* Work order: Find the number of lines below in which the word "Windows" occurs. Write only that number.
Top of Material shown
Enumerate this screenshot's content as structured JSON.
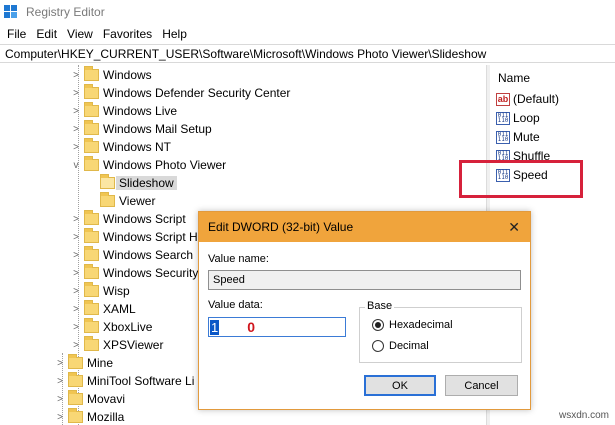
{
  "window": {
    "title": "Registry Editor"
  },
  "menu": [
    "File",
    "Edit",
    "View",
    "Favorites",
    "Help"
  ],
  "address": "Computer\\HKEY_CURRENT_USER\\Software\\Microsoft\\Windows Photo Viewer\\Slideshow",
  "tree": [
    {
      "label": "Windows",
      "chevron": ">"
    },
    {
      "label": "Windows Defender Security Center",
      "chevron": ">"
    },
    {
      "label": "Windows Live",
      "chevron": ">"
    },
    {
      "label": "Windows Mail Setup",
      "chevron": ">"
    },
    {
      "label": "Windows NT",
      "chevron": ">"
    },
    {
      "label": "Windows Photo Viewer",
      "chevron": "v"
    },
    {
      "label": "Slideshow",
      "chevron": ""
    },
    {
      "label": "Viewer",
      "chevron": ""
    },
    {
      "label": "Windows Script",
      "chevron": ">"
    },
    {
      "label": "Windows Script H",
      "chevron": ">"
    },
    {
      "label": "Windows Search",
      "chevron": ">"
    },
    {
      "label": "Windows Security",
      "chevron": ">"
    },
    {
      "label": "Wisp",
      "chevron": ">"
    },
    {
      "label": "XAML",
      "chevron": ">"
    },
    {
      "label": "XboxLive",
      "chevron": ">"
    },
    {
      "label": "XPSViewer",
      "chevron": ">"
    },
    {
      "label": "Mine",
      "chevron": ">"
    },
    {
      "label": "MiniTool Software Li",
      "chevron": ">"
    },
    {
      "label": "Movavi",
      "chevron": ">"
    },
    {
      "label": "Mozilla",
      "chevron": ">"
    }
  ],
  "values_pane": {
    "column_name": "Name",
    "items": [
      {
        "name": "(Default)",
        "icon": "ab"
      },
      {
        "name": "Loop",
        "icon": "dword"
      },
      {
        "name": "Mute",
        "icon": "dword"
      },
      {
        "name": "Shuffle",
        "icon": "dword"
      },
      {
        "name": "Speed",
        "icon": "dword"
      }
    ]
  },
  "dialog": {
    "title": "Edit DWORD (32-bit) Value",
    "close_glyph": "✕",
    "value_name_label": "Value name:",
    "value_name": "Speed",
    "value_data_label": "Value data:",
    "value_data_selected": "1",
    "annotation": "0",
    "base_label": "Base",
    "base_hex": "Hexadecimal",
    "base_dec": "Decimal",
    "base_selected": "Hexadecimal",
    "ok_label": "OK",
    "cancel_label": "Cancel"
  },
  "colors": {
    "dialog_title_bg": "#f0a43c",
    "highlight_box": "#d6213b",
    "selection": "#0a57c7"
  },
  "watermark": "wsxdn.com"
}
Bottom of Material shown
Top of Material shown
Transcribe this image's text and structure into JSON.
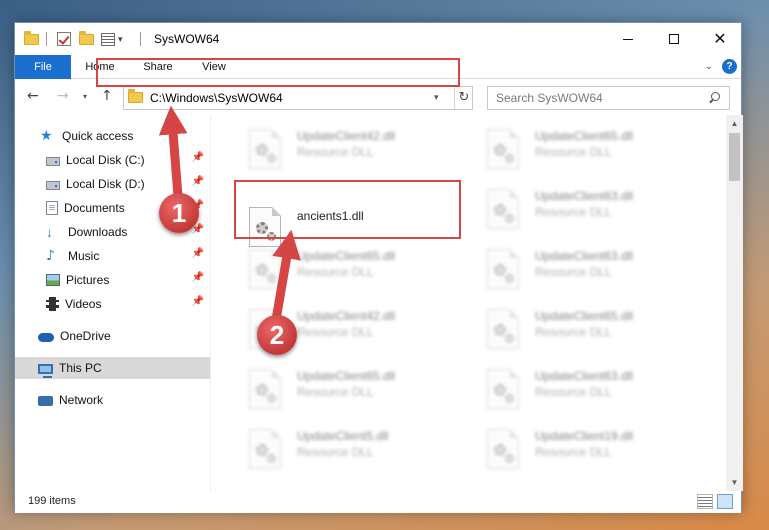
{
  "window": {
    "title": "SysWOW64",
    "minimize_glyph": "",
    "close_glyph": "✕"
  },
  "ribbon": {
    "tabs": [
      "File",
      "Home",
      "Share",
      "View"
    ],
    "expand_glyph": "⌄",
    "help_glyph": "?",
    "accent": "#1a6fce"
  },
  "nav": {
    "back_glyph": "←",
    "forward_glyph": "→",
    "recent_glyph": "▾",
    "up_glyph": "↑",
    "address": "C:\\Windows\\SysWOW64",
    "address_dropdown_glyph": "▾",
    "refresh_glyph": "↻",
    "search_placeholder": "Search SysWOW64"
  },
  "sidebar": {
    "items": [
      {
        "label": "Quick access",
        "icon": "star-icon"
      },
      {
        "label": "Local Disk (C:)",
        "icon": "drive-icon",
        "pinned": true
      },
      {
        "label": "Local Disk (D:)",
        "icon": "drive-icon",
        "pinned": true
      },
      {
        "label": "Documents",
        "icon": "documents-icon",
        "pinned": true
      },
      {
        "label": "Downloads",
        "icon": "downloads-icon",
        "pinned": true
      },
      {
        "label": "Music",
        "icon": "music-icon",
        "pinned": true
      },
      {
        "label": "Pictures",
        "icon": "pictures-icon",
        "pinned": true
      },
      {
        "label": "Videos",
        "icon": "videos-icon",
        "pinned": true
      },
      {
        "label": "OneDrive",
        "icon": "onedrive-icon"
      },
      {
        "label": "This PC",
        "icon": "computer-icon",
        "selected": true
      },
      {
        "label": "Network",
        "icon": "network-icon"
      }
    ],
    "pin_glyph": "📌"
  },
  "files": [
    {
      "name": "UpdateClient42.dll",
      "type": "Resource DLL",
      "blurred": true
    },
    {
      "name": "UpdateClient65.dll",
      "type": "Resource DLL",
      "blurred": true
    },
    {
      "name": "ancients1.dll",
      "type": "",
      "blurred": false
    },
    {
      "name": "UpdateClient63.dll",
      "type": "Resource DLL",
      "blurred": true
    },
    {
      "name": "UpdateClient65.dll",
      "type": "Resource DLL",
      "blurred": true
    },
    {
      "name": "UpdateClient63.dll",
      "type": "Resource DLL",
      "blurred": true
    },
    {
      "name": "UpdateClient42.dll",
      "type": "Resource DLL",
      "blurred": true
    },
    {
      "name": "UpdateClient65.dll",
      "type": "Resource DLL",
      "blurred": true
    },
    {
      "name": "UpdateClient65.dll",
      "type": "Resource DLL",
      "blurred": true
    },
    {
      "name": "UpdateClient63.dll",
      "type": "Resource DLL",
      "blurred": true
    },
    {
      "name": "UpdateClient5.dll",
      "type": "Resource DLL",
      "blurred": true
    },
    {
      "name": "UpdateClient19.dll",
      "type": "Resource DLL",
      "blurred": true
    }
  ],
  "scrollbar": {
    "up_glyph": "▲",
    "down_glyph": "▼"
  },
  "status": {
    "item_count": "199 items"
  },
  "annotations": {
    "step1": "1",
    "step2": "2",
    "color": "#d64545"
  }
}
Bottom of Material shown
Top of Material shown
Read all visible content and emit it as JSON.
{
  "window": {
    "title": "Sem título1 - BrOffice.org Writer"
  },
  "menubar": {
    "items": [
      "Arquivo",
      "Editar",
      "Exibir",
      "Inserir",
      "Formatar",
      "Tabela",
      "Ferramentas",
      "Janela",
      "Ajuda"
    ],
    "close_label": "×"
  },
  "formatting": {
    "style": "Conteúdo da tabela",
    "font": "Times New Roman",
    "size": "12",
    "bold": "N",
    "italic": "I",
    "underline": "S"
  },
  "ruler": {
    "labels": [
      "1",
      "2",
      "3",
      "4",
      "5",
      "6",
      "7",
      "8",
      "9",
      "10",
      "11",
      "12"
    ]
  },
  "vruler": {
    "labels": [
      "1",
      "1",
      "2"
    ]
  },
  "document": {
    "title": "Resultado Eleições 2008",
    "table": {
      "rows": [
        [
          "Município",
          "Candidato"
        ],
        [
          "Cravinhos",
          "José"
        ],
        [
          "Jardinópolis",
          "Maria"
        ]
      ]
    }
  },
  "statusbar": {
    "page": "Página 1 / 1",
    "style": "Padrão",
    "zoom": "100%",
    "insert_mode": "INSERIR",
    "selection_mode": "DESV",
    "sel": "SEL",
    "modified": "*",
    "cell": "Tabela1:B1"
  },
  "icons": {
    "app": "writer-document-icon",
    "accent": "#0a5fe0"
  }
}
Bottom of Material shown
* Exercise answer: 12